Here's a bit more complex example: ((12 * 5) - 4) / 12 Firstly, JavaScript calculates the multiplication, then substracts 4 because of the brackets, and then divides the result by 12.

All operators here are infix operators: they stay between operands (in this case — between numbers). There are also prefix operators, for example, a minus sign that denotes a negative number, and postfix operators, for example, quick increment x++. Don't worry about this for now.

At some point you'll face a weird problem: if you try adding 0.1 + 0.2 in JavaScript, you end up with 0.30000-many-many-zeroes-4, not 0.3. The is because computers store numbers in a different format. Deep deep down in the memory your 0.3 is never 0.3, it's a bunch of ones and zeros with particular rules, and this format is not the best to store ALL numbers like that precisely.

And this might seem stupid — why would we make computers use such a bad system? But it's not really bad or stupid. This format works well for some things and not too well for other things.

There are also some special words in JavaScript that we need to represent certain things: divide a positive number by 0 and you get "Infinity"; divide a negative number by 0 and you get "-Infinity". In your programs you can use infinities just like numbers with other operators. For example, you can add to Infinity.

Sometimes the calculation doesn't really produce a number. Divide 0 by a string and this isn't really any number. We can't just say it's nothing, it's... not a number. JavaScript has a special word for it — it's NaN which stands for "Not a Number".

Just like infinities, NaNs can be used in calculations with other math operators.

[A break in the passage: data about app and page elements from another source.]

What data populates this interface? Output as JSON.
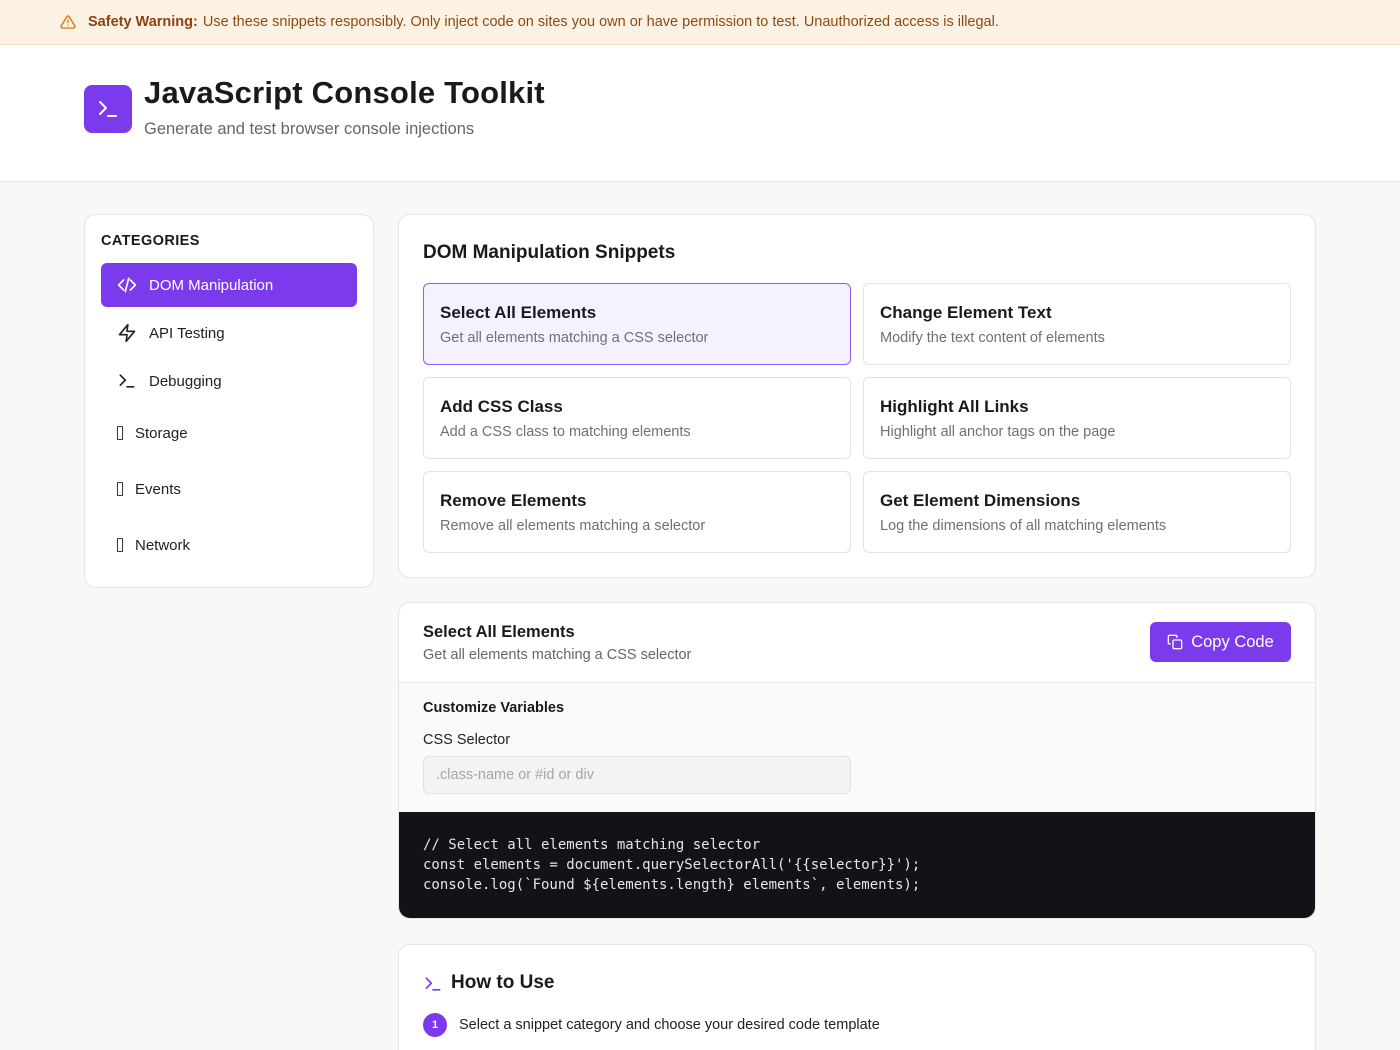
{
  "warning": {
    "label": "Safety Warning:",
    "text": "Use these snippets responsibly. Only inject code on sites you own or have permission to test. Unauthorized access is illegal."
  },
  "header": {
    "title": "JavaScript Console Toolkit",
    "subtitle": "Generate and test browser console injections"
  },
  "sidebar": {
    "heading": "CATEGORIES",
    "items": [
      {
        "label": "DOM Manipulation",
        "icon": "code-icon",
        "active": true
      },
      {
        "label": "API Testing",
        "icon": "lightning-icon",
        "active": false
      },
      {
        "label": "Debugging",
        "icon": "terminal-icon",
        "active": false
      },
      {
        "label": "Storage",
        "icon": "missing-glyph-icon",
        "active": false
      },
      {
        "label": "Events",
        "icon": "missing-glyph-icon",
        "active": false
      },
      {
        "label": "Network",
        "icon": "missing-glyph-icon",
        "active": false
      }
    ]
  },
  "snippets": {
    "title": "DOM Manipulation Snippets",
    "items": [
      {
        "title": "Select All Elements",
        "desc": "Get all elements matching a CSS selector",
        "selected": true
      },
      {
        "title": "Change Element Text",
        "desc": "Modify the text content of elements",
        "selected": false
      },
      {
        "title": "Add CSS Class",
        "desc": "Add a CSS class to matching elements",
        "selected": false
      },
      {
        "title": "Highlight All Links",
        "desc": "Highlight all anchor tags on the page",
        "selected": false
      },
      {
        "title": "Remove Elements",
        "desc": "Remove all elements matching a selector",
        "selected": false
      },
      {
        "title": "Get Element Dimensions",
        "desc": "Log the dimensions of all matching elements",
        "selected": false
      }
    ]
  },
  "detail": {
    "title": "Select All Elements",
    "desc": "Get all elements matching a CSS selector",
    "copy_label": "Copy Code",
    "vars_title": "Customize Variables",
    "var_label": "CSS Selector",
    "var_value": "",
    "var_placeholder": ".class-name or #id or div",
    "code": "// Select all elements matching selector\nconst elements = document.querySelectorAll('{{selector}}');\nconsole.log(`Found ${elements.length} elements`, elements);"
  },
  "howto": {
    "title": "How to Use",
    "steps": [
      {
        "num": "1",
        "text": "Select a snippet category and choose your desired code template"
      }
    ]
  },
  "colors": {
    "accent": "#7c3aed",
    "warning_bg": "#fdf1e4",
    "code_bg": "#111318"
  }
}
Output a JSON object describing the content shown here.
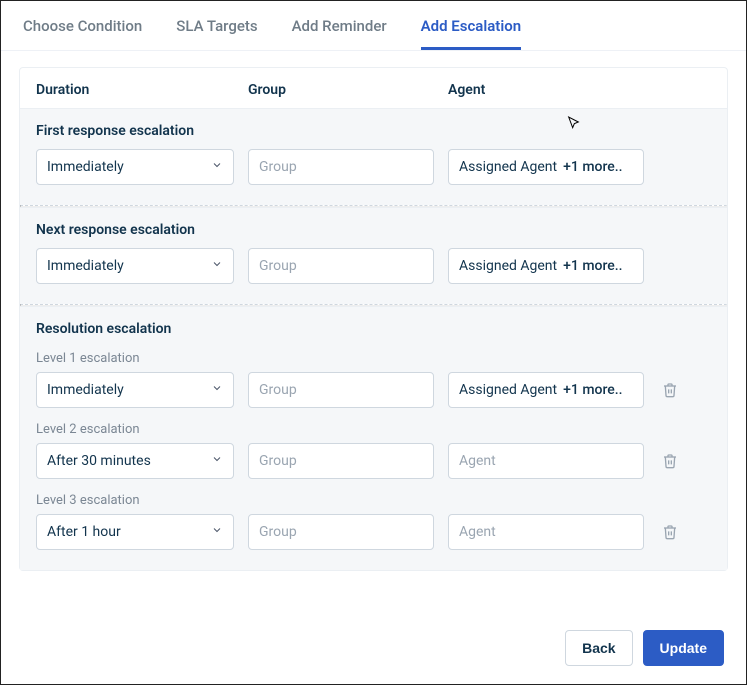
{
  "tabs": {
    "choose": "Choose Condition",
    "sla": "SLA Targets",
    "reminder": "Add Reminder",
    "escalation": "Add Escalation"
  },
  "columns": {
    "duration": "Duration",
    "group": "Group",
    "agent": "Agent"
  },
  "placeholders": {
    "group": "Group",
    "agent": "Agent"
  },
  "sections": {
    "first": {
      "title": "First response escalation",
      "duration": "Immediately",
      "agent_label": "Assigned Agent",
      "agent_more": "+1 more.."
    },
    "next": {
      "title": "Next response escalation",
      "duration": "Immediately",
      "agent_label": "Assigned Agent",
      "agent_more": "+1 more.."
    },
    "resolution": {
      "title": "Resolution escalation",
      "levels": [
        {
          "label": "Level 1 escalation",
          "duration": "Immediately",
          "agent_label": "Assigned Agent",
          "agent_more": "+1 more.."
        },
        {
          "label": "Level 2 escalation",
          "duration": "After 30 minutes",
          "agent_label": "",
          "agent_more": ""
        },
        {
          "label": "Level 3 escalation",
          "duration": "After 1 hour",
          "agent_label": "",
          "agent_more": ""
        }
      ]
    }
  },
  "footer": {
    "back": "Back",
    "update": "Update"
  }
}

But NaN kind of brings everybody down: if it's present in the calculation, the result will always be NaN.

Here is a random question: how big is Mars? Its radius is 3390 kilometers, it's almost twice as small as Earth. But we're obviously interested in living there, so the important thing for us is how much land do we get. In other words, what is the surface area of Mars?

You might remember the formula: surface area of a sphere is 4πr2. r is radius and π is approximately 3.14.

So, lets do it with JavaScript:

4 * 3.14 * 3390 * 3390;

But imagine now that we need to calculate the surface area of another planet. Say, Mercury:

4 * 3.14 * 2440 * 2440;

This new code is just like the previous one, only radius is different. If we go on like this, we will have to write the value of π ourselves all the time. And this is not great - we don't want to repeat stuff in our programs.

We can make the computer "remember" what π is and use it in calculations. This mechanism is called "constants". Let's create a new constant with the value of π:

const pi = 3.14;

const is a special keyword, then goes the identifier — how you name your constant, and then the equal sign and the value.

So now we can say 'pi' instead of manually entering 3.14 in calculations.

4 * pi * 3390 * 3390; // surface area of Mars
4 * pi * 2440 * 2440; // surface area of Venus

By the way, these double slashes and words in the end are comments: JavaScript just ignores them and they don't affect your program. We put comments for us and other people to make code easier to understand.

Let's put the surface area of Mars into another constant:

const surface = 4 * pi * 3390 * 3390;

Now surface is another identifier and it stores the result of the calculation. How does that calculation happen then? Well, first, JavaScript has to remember what pi is and replace it with the actual number:

4 * pi * 3390 * 3390;
4 * 3.14 * 3390 * 3390;

And then multiplications happen from left to right, since we don't have any brackets:

4 * 3.14 * 3390 * 3390;
12.56 * 3390 * 3390;
42578.4 * 3390;
144340776;

We can print the result with console.log: console.log(surface). Note that this time we don't write the quotation marks. We are not printing the word "surface". This is not a string. We are printing the value of a constant named "surface".

Now it's your turn. Continue to the quiz and the exercise now. You'll see how much energy your body has, thanks to Einstein.

Oh, and if you're watching this on YouTube — we have cool interactive exercises on our website. Just follow the link in the description. There are also lecture notes, additional stuff and quizzes, all for free. And I'll be happy to answer any of your questions right there on the website. Thank you!